The dam blocks about 14 miles of the upper Pilchuck River. There is a fish ladder, but it isn’t effective.

By restoring access to habitat, the tribes hope to boost the recovery of fish species that once thrived there. Steelhead and chinook salmon are both listed as threatened under the Endangered Species Act. Coho salmon, a species of concern, also could benefit.

The first wooden diversion dam was built in 1912, a year after a fire destroyed part of downtown Snohomish. The concrete dam went up in 1932.

About two years ago, the city decommissioned the dam and a nearby water-treatment plant. They now serve no practical purpose.

Snohomish has relied on the tribes’ expertise to navigate federal and state regulations. “The tribes have been instrumental in helping us move it through the permitting process,” said Steve Schuller, Snohomish’s city administrator and utility general manager. “It would be laborious for us as a smaller city.”

The governments have made progress in securing grants for the work, which is expected to cost at least $1.8 million. It would involve heavy equipment working in and around the water.

Staff from the tribes and city plan to attend the upcoming meeting to answer questions about the project. At least one more public meeting is expected, Shattuck said, likely this summer.

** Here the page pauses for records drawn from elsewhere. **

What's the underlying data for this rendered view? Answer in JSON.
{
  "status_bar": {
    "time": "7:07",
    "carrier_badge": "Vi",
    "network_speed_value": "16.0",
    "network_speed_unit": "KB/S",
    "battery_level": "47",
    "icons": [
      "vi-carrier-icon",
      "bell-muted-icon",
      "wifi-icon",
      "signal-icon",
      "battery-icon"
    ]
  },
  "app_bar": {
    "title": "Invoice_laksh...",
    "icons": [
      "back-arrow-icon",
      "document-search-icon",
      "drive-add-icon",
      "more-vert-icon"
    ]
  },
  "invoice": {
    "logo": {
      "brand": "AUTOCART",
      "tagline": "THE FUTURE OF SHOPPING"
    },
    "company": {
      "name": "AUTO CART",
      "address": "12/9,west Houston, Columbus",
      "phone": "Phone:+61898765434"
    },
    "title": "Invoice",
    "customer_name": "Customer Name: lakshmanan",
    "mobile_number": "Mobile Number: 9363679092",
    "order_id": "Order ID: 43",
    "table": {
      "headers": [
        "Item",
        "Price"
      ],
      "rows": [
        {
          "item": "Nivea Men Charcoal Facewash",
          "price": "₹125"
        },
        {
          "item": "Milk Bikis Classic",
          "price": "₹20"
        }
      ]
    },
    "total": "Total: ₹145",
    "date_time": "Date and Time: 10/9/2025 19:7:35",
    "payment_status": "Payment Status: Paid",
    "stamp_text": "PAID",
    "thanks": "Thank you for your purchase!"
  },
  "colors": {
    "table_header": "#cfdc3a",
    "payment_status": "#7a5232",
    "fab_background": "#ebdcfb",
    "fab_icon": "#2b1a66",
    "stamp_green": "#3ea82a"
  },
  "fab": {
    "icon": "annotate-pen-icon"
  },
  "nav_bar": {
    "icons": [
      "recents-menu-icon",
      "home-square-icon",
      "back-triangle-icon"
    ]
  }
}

Noah Haglund: 425-339-3465; nhaglund@heraldnet.com. Twitter: @NWhaglund.

Talk to us

More in Local News

“We are still trying to figure out what to do with him,” said Everett Police Department property crimes Det. Adam Gage, who transports the statue back to a room using a rolling chair on Tuesday, April 13, 2021 in Everett, Washington.The Batman statue was recovered after it was stolen from an Everett comic book store last year.  (Andy Bronson / The Herald)
Batman returns! Stolen Funko statue is in police custody

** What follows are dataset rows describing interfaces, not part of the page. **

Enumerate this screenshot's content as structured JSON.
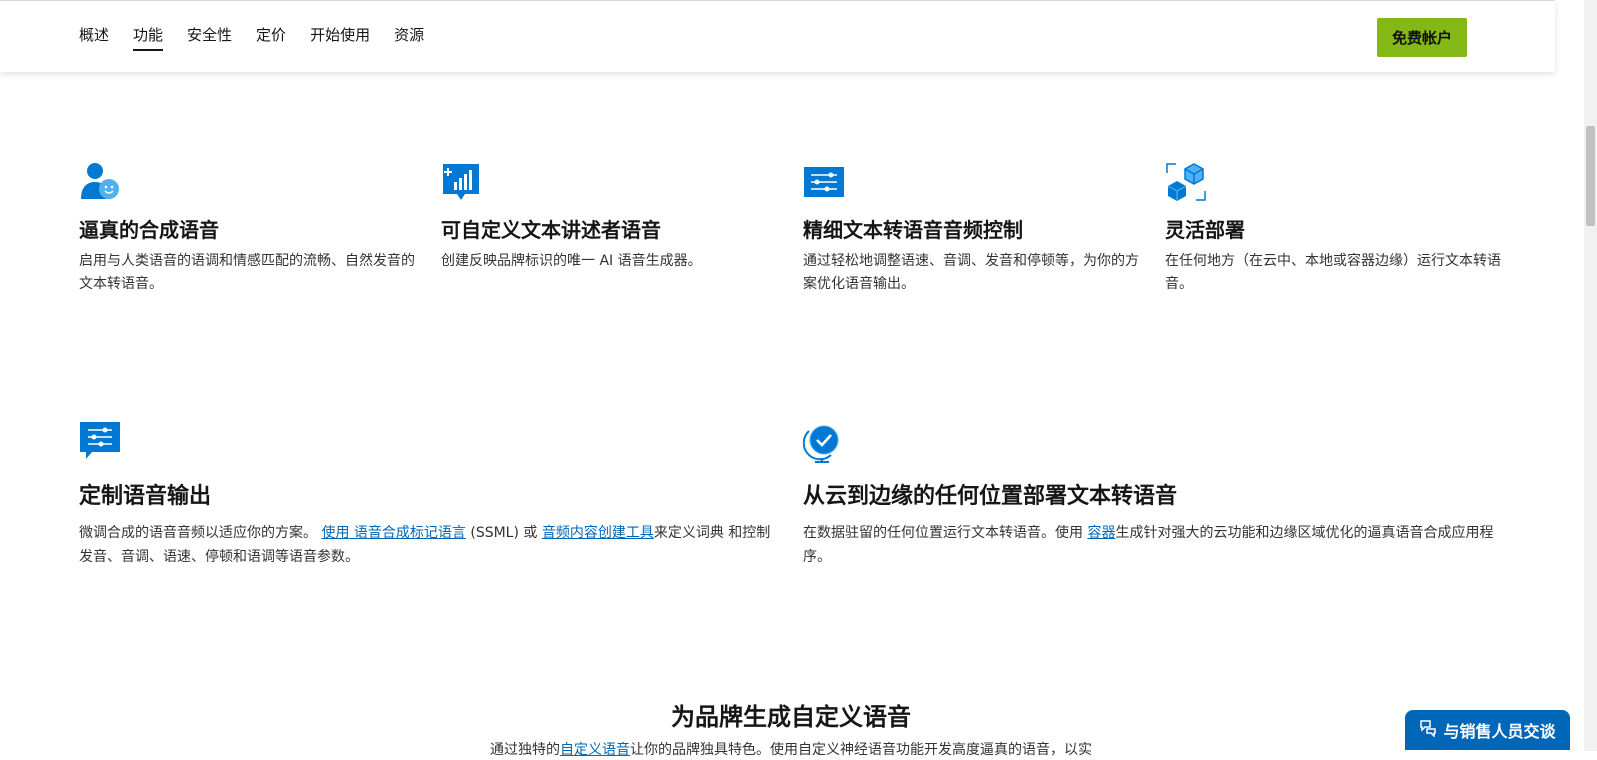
{
  "nav": {
    "items": [
      {
        "label": "概述"
      },
      {
        "label": "功能"
      },
      {
        "label": "安全性"
      },
      {
        "label": "定价"
      },
      {
        "label": "开始使用"
      },
      {
        "label": "资源"
      }
    ],
    "active_index": 1,
    "cta_label": "免费帐户"
  },
  "features_row1": [
    {
      "icon": "person-smile-icon",
      "title": "逼真的合成语音",
      "desc": "启用与人类语音的语调和情感匹配的流畅、自然发音的文本转语音。"
    },
    {
      "icon": "chart-bubble-icon",
      "title": "可自定义文本讲述者语音",
      "desc": "创建反映品牌标识的唯一 AI 语音生成器。"
    },
    {
      "icon": "sliders-icon",
      "title": "精细文本转语音音频控制",
      "desc": "通过轻松地调整语速、音调、发音和停顿等，为你的方案优化语音输出。"
    },
    {
      "icon": "cubes-icon",
      "title": "灵活部署",
      "desc": "在任何地方（在云中、本地或容器边缘）运行文本转语音。"
    }
  ],
  "features_row2": [
    {
      "icon": "sliders-chat-icon",
      "title": "定制语音输出",
      "desc_part1": "微调合成的语音音频以适应你的方案。 ",
      "link1": "使用 语音合成标记语言",
      "desc_part2": " (SSML) 或 ",
      "link2": "音频内容创建工具",
      "desc_part3": "来定义词典 和控制发音、音调、语速、停顿和语调等语音参数。"
    },
    {
      "icon": "globe-check-icon",
      "title": "从云到边缘的任何位置部署文本转语音",
      "desc_part1": "在数据驻留的任何位置运行文本转语音。使用 ",
      "link1": "容器",
      "desc_part2": "生成针对强大的云功能和边缘区域优化的逼真语音合成应用程序。"
    }
  ],
  "section": {
    "title": "为品牌生成自定义语音",
    "sub_part1": "通过独特的",
    "sub_link": "自定义语音",
    "sub_part2": "让你的品牌独具特色。使用自定义神经语音功能开发高度逼真的语音，以实"
  },
  "chat": {
    "label": "与销售人员交谈",
    "icon": "chat-bubbles-icon"
  },
  "colors": {
    "accent_green": "#84b817",
    "link_blue": "#0067b8",
    "icon_blue": "#0078d4"
  }
}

The supersized bobblehead was taken from Everett Comics in an October “smash-and-grab.”

Eric Adler, the mystery man who is on Twitter as @EdmondsScanner (E. Wong)
Revealed: The mystery man behind the @EdmondsScanner tweets

He’s a 50-year-old mail carrier who dusted off his English degree to curate 6,000 tales on Twitter.

As eligibility expands, 4,700 flock to local vaccine clinics

It might be difficult to secure a dose right away in Snohomish County, but keep trying, officials say.

Father who fled state with 3 sons arrested in New Mexico

Richard Burke reportedly didn’t trust masks or vaccines. He was charged with custodial interference.

Brian Baird, a former congressman who lives in Edmonds, hopes to create a National Museum and Center for Service in Washington, D.C. (contributed photo)
‘The time is right’ to honor helpers, says former congressman

Brian Baird, of Edmonds, is working to establish a National Museum and Center for Service in D.C.

Man identified in fatal Mill Creek crash

Ian Jensen, 32, died after a multi-vehicle accident Saturday on 35th Avenue SE.

Package funding U.S. 2 trestle, Monroe bypass on the move

A $17.8 billion plan dealing with highways, ferries and transit has cleared the state Senate transportation panel.

Explosion shatters Everett apartment complex windows

Police were called to the Monte Cristo apartment complex, 2929 Hoyt Ave., Tuesday night.

Firefighters work to put out a blaze at a house in the Meadowdale area of Edmonds early Saturday morning.  (South County Fire)
Man, woman seriously injured in Meadowdale house fire

They were taken to Harborview Medical Center. Three other adults and a dog escaped with no injuries.

Most Read